It takes two people to participate in emotional blackmail: the blackmailer and the unsuspecting recipient. The blackmailer uses F.O.G to disorient and manipulate. The unsuspecting recipient takes the emotional blackmail bait and buys into the fear, obligation and guilt. The F.O.G
acronym is the disguise that is used upon someone to get what the emotional blackmailer wants. “F” is for using fear to manipulate. “O” is for obligation, and “G” is for guilt.
Fear can be utilized to control someone’s behavior. The blackmailer may state that they will harm themselves if they are rejected or abandoned .Obligation is a clever trick where the blackmailer may try to get what they want by telling others: “after everything that I have done for you, how could you say no?” Guilt is the weapon utilized with the intent of hoping that the other person will feel guilty about their own decisions, and if the blackmailer is really successful, they may actually produce shame in the other person. The person then feels badly
and complies with that the blackmailer is trying to accomplish.
A blackmailer can be a friend, spouse, parent or co-worker. They are
expert manipulators. Yet, the emotional blackmailer’s repertoire is only effective if there is someone willing to oblige. When someone suspects that they are being emotionally blackmailed, it is crucial to have a boundary check. Ask yourself: “Are my boundaries being infringed on? Am I changing my boundaries to please the blackmailer?" If you
answer yes, then you know that you are a prime candidate for manipulation.Revisit the boundaries that you have for yourself, evaluate what has been infringed upon and reaffirm the importance of your boundaries. Once boundaries are intact, the blackmailer’s attack will no longer work.
Susan Forward’s book, Emotional Blackmail: When the People in Your Life Use Fear, Obligation and Guilt toManipulate You, discusses emotional blackmail in detail and provides various examples of emotional blackmail in relationships. If you feel like you are in a relationship with someone who uses F.O.G as a way to manipulate you,
seek out a therapist who has experience in this area and learn to establish healthy boundaries to protect yourself from the blackmailer’s intentional emotional manipulation.
Ingela Edwards, MS, LPC-Intern, NCC, therapist at McKinney Counseling and Recovery, specializes in helping individuals and couples heal from sex addiction, infidelity, intimacy anorexia, and intimacy deprivation. McKinneyCounseling & Recovery serves the McKinney, Plano, Allen, Frisco, Dallas and Sherman area.
“Your actions speak so loudly, I cannot hear what you say”- Source Unknown
Once trust has been broken in a relationship, it is very difficult to restore. It takes time and a consistent show of certain behaviors to rebuild trust. It is a process that has no quick fix. Trust can be broken in relationships due to infidelity, addictions or due to other lies and deception.

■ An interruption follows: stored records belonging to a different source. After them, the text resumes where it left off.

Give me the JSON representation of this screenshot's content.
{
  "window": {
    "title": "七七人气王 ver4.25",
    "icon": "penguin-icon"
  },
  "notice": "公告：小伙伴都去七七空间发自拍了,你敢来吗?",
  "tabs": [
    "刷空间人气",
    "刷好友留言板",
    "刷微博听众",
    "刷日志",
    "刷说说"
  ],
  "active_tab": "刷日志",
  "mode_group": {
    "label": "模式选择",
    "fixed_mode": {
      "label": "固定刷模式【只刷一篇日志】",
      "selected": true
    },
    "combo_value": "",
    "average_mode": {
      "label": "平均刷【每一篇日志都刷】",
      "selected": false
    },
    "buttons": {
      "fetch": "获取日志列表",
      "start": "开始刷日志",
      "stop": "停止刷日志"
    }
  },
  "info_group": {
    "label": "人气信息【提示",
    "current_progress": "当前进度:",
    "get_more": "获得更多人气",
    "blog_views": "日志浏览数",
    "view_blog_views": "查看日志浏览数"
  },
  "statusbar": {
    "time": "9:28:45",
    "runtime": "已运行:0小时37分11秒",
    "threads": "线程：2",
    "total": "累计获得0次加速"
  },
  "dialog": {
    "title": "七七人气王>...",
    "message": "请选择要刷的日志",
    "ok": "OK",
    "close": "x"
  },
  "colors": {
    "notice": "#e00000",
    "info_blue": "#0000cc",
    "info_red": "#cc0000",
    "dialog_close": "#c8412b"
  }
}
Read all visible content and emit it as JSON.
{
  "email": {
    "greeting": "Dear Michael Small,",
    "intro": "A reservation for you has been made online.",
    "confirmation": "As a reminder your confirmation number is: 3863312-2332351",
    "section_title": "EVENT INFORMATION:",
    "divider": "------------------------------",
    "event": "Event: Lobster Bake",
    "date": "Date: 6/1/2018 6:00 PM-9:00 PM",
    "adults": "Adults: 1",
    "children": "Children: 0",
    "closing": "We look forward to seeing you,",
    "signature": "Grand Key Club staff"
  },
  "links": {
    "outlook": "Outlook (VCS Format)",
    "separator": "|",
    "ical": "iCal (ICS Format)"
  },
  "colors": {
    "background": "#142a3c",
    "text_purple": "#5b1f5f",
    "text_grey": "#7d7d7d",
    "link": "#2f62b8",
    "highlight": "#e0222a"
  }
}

Whatever the reason, once trust has been broken, the relationship is in a state of crisis.
One aspect of rebuilding trust is to stop listening to the words spoken and watch for consistent behaviors over time. Listening and believing words spoken by a person who has been proven to be an unreliable source only creates additional anxiety and can be crazy making in itself. An addict often lies to protect the addiction, an unfaithful spouse lies to protect the secret relationship, and some people lie to avoid true intimacy in a relationship. Sometimes, there are so many lies told that it is impossible to sort out what is true and what is not.
Do not spend time engaged in head games. Attention should be paid to observable behaviors. If the unreliable person is actually in recovery, then the behaviors that back that up would be seeing them reading recovery materials, attending groups, participating in therapy and utilizing new coping skills. If the not so truthful person has engaged in infidelity, then the behaviors that may support an end to the illicit relationship could be complete transparency with phone and email accounts, the end to unexplained absences, and show of empathy and regret for the pain they have caused.
Broken trust produces pain, fear and anxiety. There is no quick fix to this issue. Often people will report that their intuition had been telling them all along what the truth is; however, often this was ignored in place of believing the words spoken by the deceiver. If finding out that a person has broken trust, believe behaviors, focus on your own well-being and allow time to provide all the answers that you need.
Ingela Edwards, MS, LPC-Intern, NCC, therapist at McKinney Counseling and Recovery, specializes in helping individuals and couples heal from sex addiction, infidelity, intimacy anorexia, and intimacy deprivation. McKinney Counseling & Recovery serves the McKinney, Plano, Allen, Frisco, Dallas and Sherman area.
Ingela Edwards, LPC, NCC, SRT, CCPS is an individual and marriage therapist